Out with the old, in with the new
Highway garage construction begins
September 15, 2010
SANBORNTON — Last Thursday the walls came tumbling down in Sanbornton as crews began the job of replacing the dilapidated highway garage with a larger, more energy efficient facility to meet the growing needs of the Department of Public Works and protect valuable equipment from the elements.
The new fleet of vehicles purchased over the past few years was one reason supporters of the warrant article had urged voters to approve the bond. Selectmen said the town had spent the money to buy what was necessary for maintaining the roads, and it would better serve the community if that equipment could be now protected with an adequate garage.
"The working conditions in that building are deplorable. The guys can't even get some of the equipment inside to fix and maintain it," said Chairman David Nickerson during a selectmen's meeting last winter.
At Town Meeting in May voters agreed and approved a bond for $1.1 million to remove the old structure and construct a new highway garage.
Last week heavy equipment operators from Kip Cormier Construction in Northfield reduced the concrete block structure to rubble in just a short time, clearing the way for Conneston Construction, Inc. to assemble a new pre-fabricated building. As that work now gets underway, DPW director John Thayer said his department has moved its equipment to the Transfer Station and their offices have been temporarily set up at in a building with the Recreation Department off Shaw Hill Road.
"With any luck we'll be able to move back here with no problems in February," Thayer said.
Project Manager Dan Patch of CCI said he is very familiar with this type of construction, having built a new town garage for Tilton and other towns. Sanbornton's building will be similar to the one in Tilton, where he said they are enjoying the new space and energy efficiency of their facility. Patch said last Thursday that CCI's goal is to have the new structure complete by Feb. 14 but the DPW employees might be able to begin moving storage in before that time.

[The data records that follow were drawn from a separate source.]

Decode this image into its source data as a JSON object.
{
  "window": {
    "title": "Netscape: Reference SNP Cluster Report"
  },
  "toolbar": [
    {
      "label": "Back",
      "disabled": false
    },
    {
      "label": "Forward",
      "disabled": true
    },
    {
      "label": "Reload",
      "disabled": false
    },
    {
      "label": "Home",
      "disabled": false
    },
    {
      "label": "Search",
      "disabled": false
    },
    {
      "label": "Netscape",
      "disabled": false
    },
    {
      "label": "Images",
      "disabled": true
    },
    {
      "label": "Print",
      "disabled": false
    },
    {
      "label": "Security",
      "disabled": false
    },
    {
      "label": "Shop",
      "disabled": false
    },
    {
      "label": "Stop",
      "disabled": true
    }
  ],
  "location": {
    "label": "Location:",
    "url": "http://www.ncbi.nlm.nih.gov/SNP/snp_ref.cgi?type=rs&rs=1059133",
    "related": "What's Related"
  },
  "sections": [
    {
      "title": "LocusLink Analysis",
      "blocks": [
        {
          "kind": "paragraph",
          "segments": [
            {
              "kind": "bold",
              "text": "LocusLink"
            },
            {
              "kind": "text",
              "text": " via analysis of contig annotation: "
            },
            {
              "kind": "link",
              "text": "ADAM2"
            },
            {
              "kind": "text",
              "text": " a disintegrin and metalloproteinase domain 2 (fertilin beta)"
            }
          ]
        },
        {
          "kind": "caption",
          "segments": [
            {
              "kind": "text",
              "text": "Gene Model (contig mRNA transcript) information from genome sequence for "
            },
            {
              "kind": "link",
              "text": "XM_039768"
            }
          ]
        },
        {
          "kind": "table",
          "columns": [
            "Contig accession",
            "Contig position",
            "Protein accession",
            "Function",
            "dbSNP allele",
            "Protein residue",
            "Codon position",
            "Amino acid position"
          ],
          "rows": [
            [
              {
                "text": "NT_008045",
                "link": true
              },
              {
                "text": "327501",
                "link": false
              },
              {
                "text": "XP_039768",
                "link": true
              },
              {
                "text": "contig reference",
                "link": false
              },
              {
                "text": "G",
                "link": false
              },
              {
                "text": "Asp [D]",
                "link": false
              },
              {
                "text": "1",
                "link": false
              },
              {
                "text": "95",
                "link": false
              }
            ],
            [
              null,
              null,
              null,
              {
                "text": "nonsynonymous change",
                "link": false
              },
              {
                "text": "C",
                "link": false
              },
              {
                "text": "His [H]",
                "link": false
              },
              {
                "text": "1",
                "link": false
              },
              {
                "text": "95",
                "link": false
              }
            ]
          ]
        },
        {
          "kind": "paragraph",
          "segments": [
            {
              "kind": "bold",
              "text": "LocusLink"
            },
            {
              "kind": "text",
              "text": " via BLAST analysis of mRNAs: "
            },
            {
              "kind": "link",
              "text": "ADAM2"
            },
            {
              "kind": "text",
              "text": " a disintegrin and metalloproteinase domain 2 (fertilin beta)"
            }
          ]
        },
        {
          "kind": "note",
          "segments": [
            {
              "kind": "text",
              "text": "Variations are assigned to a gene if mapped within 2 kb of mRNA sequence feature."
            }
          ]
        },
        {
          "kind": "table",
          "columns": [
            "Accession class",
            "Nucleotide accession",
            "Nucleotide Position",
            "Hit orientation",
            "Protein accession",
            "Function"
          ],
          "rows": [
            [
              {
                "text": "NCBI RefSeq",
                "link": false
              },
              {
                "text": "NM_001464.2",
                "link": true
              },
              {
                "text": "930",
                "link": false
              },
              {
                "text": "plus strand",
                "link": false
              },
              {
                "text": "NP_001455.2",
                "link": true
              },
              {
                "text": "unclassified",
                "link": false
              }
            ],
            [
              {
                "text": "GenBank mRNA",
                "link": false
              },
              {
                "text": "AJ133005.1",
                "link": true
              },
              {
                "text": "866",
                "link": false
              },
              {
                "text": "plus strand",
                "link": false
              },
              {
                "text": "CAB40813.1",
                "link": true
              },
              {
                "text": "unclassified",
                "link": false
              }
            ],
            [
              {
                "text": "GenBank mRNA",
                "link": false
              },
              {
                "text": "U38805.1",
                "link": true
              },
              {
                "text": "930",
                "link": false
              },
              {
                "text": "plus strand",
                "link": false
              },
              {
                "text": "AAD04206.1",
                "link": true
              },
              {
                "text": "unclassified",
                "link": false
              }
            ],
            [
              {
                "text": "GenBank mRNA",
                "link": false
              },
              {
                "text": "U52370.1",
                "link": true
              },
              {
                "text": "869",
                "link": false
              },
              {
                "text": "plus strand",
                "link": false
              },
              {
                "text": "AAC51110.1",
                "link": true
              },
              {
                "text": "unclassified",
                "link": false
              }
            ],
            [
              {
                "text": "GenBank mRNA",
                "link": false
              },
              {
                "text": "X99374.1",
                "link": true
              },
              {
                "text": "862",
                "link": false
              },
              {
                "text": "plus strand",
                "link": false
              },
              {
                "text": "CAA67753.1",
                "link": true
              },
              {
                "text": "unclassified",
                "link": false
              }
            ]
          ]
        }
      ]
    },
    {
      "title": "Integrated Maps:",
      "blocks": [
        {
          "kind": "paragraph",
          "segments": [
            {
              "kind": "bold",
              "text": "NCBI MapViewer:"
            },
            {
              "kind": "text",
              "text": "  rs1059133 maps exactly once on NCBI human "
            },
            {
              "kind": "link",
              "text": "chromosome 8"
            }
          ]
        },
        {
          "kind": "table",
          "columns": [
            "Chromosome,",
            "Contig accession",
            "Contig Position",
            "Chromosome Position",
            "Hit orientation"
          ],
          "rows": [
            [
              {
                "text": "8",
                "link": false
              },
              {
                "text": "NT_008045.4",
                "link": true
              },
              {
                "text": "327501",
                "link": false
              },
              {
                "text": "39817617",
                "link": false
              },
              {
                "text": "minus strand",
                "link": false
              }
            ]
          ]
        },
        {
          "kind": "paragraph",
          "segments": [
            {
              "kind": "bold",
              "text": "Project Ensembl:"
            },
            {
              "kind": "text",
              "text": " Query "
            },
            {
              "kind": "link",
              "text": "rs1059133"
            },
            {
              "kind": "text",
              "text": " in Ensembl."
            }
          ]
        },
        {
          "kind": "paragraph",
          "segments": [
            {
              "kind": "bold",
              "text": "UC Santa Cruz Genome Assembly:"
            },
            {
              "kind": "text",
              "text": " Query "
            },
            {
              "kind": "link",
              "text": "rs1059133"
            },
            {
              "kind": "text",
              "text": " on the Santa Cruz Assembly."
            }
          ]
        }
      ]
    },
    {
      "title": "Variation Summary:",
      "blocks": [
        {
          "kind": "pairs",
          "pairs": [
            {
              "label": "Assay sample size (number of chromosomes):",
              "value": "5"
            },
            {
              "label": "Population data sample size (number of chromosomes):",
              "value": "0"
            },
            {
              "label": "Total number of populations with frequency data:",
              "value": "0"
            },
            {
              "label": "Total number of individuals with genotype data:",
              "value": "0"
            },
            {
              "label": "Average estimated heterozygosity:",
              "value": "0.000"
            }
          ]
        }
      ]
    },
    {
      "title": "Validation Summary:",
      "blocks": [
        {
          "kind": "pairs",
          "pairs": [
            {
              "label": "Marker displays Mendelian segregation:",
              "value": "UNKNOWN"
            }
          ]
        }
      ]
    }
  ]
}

Some features of the new facility will be completed by subcontractors who will install energy efficient light fixtures, low-water flow faucets and other "little things that add up," Patch said.
Members of the town's energy committee worked with Thayer, town officials and CCI in making the building as eco-friendly as possible. Besides high R-value insulation and blower systems to help keep out cold temperatures and lower heating costs, the groundwork for radiant heating will be installed within the floor of the building.
"It's a whole system of pipes that run through the floor, so that needs to be installed before we pour the concrete if it's something they want to go with in the future," said Patch.
With the piping system in place the town can later complete the radiant heating system once more funds are available. Patch said some "tweaking" had been done to the original plans for the garage to keep it under the budget as voted on in May, but the end result would still be a modern structure that will serve the town well for many years.
"It's going to be three times bigger than the old building and probably won't even cost as much to heat," he said.
The 80 x 124 foot structure will have five bays for vehicles, two small offices, an employee break room, a mechanical room for the heating plant and even a storage mezzanine over the work area.
With diesel equipment left inside overnight in cold weather, there will be fewer problems starting the vehicles and getting the crews out on the road to plow.
Thayer said he is greatly looking forward to having a safe and efficient working environment for his employees.
"We'll be able to operate and do all the things we normally do in the meantime but it will be great when we can move everything back here to Hunkins Pond Road again. It should be a smooth transition to move everything back and until then, it's business as usual except that we're operating from Shaw Hill Road for now," he said.